City officials say these new teams will only be dispatched to 911 calls that come in without weapons or violent behavior.
“The NYPD supports this initiative and played a role in developing protocol and training for the program," the department said in a statement.
'The World Is Watching'
News 4 was given access to observe the new teams as they are tested with various scenarios in this fourth week of a five-week training at Fort Totten in Queens.
EMS staffers play the role of agitated patients, lashing out at the EMT social worker teams when they arrive. Social workers work to keep the patient calm and validate their concerns as the EMTs take vitals - and determine if transport to a hospital can be avoided.
"What I’m looking for since I do not have (police) is making sure there are no weapons. That there’s nothing that can harm the patient or any of the (EMS) members," FDNY Capt. Ronald Floyd said in an interview. ”This is not to have anything against NYPD. I like to use the term 'you can’t use a hammer for every situation.'”
Social Worker Salley May quit her job of 20 years as a mobile mental health outreach worker at Bellevue to take this job because she believes so deeply in the mission of de-policing the response to mental health.
“When police show up it’s very traumatic for a patient. You see their eyes go like THIS. Already they’re elevated and it’s difficult to deescalate. Police don’t have that training," May said.
“You know - the world is watching this program and we feel it."
Social workers will dress in plain clothes on these jobs – because they believe it’s less triggering than uniforms. (EMTs will be in uniform for safety.)
The pilot is scheduled to start in June, in Harlem, because it’s the zone with the highest number of 911 mental health calls. In 2020 there were 8,703 in that neighborhood, according to a City Hall spokesman.
The city also chose Harlem because the neighborhood has an extensive network of existing psychiatric programs that can link patients to longer-term care post-crisis.
But to get to those programs, first there has to be a safe intervention - for the first responders as well as the patients.
“It only takes 5 seconds for a non violent situation to become a violent situation," said Bob Ungar, who represents EMS workers. “Our people are not police. They are unarmed.
“In a nutshell our biggest concern is the personal safety of our members who are responding on these calls.”
Ungar wants EMTs to have more training in how to defend themselves. An FDNY spokesman says every member of the pilot program has had extensive self-defense training over the last several weeks.
"Maybe they should be carrying the kind of spray that you know mail carriers carry. Maybe pepper spray or some basic self defense training.”
City officials also confirmed the EMTs will be paid six percent extra salary differential for participating in this program, similar to those who work in HazMat teams.

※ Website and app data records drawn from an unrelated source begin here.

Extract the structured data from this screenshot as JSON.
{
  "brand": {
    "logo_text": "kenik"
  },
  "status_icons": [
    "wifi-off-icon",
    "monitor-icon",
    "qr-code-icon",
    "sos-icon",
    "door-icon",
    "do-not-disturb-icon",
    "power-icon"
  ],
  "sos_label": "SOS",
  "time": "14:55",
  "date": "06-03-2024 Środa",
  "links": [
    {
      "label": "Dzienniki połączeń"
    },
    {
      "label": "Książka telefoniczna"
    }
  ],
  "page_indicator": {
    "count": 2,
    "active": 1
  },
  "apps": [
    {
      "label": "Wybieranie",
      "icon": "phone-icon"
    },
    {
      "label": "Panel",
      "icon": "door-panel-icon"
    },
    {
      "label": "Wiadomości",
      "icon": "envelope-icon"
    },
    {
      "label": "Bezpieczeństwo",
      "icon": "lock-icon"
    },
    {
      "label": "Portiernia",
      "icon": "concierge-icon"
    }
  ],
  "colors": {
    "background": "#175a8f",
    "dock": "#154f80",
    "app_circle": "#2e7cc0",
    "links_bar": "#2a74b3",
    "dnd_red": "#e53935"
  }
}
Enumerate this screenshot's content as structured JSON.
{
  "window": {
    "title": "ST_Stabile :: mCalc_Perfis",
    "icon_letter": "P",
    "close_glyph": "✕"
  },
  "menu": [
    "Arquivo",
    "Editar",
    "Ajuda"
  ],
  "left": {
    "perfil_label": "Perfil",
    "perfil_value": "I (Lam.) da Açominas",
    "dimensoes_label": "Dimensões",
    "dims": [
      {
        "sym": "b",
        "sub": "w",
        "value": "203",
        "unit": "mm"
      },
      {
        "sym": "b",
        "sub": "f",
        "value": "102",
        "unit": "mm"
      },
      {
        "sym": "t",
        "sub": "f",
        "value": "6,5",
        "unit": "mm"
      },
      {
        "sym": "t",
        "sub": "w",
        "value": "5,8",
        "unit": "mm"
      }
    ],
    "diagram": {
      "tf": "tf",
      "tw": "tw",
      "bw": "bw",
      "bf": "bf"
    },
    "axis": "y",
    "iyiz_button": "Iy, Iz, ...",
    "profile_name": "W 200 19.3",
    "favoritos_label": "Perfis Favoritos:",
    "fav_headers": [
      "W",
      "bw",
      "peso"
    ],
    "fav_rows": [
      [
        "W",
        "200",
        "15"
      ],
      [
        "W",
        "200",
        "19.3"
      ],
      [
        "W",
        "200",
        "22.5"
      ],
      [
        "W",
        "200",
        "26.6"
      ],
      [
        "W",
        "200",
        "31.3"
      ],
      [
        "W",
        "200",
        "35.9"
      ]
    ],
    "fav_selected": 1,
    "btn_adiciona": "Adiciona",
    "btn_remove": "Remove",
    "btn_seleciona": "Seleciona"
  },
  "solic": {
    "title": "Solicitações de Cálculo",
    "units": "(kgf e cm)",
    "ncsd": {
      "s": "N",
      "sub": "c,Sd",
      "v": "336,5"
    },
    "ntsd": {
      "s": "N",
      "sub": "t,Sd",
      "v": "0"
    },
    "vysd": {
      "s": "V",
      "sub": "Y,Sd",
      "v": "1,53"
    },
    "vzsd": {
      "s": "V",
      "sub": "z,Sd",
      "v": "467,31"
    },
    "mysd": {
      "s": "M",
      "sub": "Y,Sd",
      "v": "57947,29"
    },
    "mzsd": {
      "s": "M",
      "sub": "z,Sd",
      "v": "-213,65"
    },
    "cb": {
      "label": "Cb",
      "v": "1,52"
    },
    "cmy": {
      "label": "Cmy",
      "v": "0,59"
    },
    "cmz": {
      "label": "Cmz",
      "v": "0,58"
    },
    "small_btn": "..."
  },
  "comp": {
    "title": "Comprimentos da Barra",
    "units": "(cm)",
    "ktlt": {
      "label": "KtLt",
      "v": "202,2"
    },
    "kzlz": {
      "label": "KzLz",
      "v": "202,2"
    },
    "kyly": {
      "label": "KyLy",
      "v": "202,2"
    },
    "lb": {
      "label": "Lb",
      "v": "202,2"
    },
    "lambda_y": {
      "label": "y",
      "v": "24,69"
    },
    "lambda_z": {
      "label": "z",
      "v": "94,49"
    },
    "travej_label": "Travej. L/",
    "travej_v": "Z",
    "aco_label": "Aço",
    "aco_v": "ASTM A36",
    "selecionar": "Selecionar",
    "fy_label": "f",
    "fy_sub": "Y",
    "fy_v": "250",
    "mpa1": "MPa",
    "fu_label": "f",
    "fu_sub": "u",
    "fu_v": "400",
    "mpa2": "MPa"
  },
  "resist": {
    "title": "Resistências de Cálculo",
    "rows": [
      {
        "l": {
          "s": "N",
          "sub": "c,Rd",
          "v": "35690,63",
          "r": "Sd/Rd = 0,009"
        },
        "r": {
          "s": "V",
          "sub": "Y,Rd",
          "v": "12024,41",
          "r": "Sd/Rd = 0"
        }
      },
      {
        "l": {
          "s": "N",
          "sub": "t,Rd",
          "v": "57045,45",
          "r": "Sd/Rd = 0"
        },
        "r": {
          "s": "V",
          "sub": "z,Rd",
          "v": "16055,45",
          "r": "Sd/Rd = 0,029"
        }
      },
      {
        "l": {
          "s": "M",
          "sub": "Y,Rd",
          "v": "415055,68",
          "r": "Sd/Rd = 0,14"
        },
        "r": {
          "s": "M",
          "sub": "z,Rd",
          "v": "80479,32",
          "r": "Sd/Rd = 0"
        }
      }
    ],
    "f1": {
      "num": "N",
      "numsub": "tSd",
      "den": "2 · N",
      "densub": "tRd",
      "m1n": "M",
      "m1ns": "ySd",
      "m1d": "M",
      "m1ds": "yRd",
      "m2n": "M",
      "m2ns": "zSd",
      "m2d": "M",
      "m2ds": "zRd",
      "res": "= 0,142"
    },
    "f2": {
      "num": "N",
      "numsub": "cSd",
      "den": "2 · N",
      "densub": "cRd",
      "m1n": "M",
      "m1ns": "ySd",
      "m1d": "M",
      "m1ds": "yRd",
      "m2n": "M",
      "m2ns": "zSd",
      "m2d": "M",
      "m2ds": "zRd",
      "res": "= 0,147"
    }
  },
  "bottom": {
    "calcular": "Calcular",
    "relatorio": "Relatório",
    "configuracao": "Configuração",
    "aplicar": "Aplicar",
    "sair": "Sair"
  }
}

There are not a lot of other alternate dispatch programs out there, so it’s hard to assess what the success rate has been.
The Cahoots program in Eugene, Oregon is one everyone talks about. Baltimore is doing a pilot on suicidal patients as well. But those are much different places than New York City.
The candidates for mayor are calling for this to be done, here and now.
Mayor Bill de Blasio has already put $92 million of federal stimulus money into the fiscal 2022 budget to scale the pilot program citywide.
If it works, it could benefit people like Peggy Herrera, who ended up in jail in 2019 after calling for help for her son - help she says he never received.
"It's always a trigger," said Herrera, who has plans for a notice of claim against the city. "I called for help for my son's crisis ... which didn't end good."